The world of high school football converges with college football in an environment like the Polynesian Bowl.
Nobody knows this better, perhaps, than Danny Lockhart Jr. He was a standout at Citrus Valley (Calif.), and in an effort to gain more exposure to recruiters, transferred to St. John Bosco before senior year. Lockhart became a cog in the Braves’ defense, helping the powerhouse make a run to the national title.
That included a stop in the islands, where Bosco defeated Mililani. Lockhart had a stellar performance in that battle and never stopped. Still, there are no scholarship offers on the table just yet. Lockhart, like many eventual college and pro standouts at linebacker, isn’t the prototype, 6-foot-3, 235-pound specimen. At 5-11 and 215 pounds, he is getting interest from several FBS programs, but for the most part, college recruiters are almost bound by law to offer prototype athletes first.
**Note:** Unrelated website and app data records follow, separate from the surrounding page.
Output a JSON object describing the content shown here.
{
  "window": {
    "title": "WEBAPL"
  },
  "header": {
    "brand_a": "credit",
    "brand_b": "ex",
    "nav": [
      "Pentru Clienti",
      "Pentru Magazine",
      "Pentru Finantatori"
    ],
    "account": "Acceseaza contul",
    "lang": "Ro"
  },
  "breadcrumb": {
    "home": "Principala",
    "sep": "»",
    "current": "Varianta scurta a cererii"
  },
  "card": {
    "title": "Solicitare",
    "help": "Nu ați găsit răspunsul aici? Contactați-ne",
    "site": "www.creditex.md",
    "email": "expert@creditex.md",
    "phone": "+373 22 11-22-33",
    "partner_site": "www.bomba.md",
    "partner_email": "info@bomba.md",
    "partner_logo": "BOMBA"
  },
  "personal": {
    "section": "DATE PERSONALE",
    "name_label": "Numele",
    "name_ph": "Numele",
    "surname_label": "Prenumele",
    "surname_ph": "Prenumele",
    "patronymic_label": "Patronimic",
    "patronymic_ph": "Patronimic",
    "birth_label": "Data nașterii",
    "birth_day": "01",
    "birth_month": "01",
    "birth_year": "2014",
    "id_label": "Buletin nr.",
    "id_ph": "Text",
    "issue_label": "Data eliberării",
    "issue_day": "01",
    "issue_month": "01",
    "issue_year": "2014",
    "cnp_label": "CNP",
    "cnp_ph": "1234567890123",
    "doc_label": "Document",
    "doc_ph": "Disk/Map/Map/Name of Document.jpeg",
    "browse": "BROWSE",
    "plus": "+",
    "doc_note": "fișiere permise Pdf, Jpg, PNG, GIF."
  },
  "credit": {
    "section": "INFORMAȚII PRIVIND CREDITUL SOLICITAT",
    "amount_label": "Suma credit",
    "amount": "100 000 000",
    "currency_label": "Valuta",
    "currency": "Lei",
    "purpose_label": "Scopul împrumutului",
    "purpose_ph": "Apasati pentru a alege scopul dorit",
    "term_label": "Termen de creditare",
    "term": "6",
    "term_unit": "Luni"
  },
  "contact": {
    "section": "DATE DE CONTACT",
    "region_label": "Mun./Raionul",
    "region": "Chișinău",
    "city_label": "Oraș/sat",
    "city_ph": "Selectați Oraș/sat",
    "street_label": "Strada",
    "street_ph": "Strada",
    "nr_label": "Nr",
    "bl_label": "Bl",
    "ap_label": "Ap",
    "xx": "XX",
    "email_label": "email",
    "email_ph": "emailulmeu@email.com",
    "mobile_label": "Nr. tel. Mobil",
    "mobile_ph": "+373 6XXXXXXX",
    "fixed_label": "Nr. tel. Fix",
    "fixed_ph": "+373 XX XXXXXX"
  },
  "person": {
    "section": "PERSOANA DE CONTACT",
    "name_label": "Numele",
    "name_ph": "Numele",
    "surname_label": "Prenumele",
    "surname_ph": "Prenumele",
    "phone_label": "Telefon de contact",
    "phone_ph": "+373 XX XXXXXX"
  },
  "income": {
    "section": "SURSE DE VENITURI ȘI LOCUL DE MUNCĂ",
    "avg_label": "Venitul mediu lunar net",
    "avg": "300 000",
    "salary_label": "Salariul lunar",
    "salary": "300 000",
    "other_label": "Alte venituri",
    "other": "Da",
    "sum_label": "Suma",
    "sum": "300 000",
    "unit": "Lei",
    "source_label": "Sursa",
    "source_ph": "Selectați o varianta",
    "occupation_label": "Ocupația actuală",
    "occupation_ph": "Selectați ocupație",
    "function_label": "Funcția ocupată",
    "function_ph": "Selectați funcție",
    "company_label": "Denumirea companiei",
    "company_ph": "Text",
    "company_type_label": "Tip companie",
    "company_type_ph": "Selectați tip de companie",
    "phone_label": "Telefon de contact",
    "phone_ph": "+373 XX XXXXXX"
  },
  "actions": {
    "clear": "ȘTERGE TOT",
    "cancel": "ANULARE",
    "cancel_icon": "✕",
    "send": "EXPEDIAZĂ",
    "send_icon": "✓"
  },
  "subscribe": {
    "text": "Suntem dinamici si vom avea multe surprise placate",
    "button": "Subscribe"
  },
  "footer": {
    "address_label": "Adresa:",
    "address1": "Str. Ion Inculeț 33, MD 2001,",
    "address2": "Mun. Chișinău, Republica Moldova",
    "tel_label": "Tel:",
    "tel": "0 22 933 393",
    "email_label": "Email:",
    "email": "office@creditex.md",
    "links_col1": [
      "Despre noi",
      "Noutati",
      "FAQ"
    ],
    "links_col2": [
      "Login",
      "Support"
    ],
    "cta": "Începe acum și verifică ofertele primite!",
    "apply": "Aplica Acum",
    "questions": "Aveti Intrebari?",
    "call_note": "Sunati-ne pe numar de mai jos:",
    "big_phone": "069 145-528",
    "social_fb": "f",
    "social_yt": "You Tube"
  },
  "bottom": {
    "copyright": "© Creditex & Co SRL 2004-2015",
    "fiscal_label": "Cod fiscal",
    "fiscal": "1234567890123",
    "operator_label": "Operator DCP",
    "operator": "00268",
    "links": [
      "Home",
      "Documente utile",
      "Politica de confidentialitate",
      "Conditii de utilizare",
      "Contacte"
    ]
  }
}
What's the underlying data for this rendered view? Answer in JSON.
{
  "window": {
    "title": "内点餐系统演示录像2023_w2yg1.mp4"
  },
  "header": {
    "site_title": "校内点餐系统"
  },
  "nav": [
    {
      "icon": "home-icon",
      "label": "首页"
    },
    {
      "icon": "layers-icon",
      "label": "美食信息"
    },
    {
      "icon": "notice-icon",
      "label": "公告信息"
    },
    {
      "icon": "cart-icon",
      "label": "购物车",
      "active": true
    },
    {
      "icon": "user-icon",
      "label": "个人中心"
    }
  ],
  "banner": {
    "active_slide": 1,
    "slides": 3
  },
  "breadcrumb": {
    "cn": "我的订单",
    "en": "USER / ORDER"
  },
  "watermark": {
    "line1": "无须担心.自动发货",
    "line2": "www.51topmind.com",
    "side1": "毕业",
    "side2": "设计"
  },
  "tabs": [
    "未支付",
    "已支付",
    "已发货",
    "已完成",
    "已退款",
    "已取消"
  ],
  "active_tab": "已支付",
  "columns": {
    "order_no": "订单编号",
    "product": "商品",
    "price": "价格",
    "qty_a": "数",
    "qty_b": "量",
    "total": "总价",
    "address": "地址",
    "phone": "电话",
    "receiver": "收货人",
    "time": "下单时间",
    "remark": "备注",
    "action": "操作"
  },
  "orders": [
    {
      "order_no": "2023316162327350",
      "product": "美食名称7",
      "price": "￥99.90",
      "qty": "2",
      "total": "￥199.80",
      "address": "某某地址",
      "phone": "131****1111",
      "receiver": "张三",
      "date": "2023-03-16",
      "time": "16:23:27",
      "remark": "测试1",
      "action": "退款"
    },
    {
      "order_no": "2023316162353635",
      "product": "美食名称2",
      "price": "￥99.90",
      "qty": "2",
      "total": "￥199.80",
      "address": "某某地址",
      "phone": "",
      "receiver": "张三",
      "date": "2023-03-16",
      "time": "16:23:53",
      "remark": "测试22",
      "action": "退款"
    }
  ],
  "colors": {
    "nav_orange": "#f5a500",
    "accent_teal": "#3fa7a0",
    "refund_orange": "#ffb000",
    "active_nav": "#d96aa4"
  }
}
“I just look away from all the negative things and just focus on positive things,” Lockhart said after Tuesday morning’s practice at Aloha Stadium. “I’m just blessed to be here. I’m thankful for the opportunity to compete with the best of the best.”
He understands the nuances of recruiting enough to be quite patient under the circumstances.
“For me, I don’t pay attention to that. I just be the best me I can be and get the job done,” Lockhart said.
His favorite player is Seattle Seahawks linebacker Bobby Wagner.
“He’s 6 foot, 240. He’s smart. Always has a nose for the ball. Always knows his opponent head to toe. He watches six hours of film,” Lockhart noted. “OK, if that’s what I’ve got to do to be great, then I’ve got to do the same. He just works hard. I think no matter how much talent you got, you can always outwork someone.”
Lockhart wears No. 7 for the team in white (Mauka) and will be chasing, at times, No. 7 for the team in black — Makai quarterback Jayden de Laura, among others. That’s a theme that could extend into the next level if Lockhart winds up in the Pac-12 Conference since de Laura is a signee with Washington State.
“Arizona said they’re circling back to him, to sit tight,” said Lockhart’s father, Danny Sr. “Another school said they would offer after the (Polynesian Bowl) game.”
When the family decided to uproot and move to Bellflower from Redlands, it was a life-changing event.
“I feel it was all worth it. Me and my family put a lot of sacrifice and time to make the move. It was definitely all worth it. It was a lot of work, but it made me better as a person and a player, and I’m definitely ready for the college level,” Lockhart Jr. said.
Younger brothers Benny, a linebacker, and Jordan, a 6-3 wide receiver, also learned to adapt to a new environment. Jordan has spent the offseason working out with Hawaii QB Cole McDonald, who declared for the NFL Draft last week.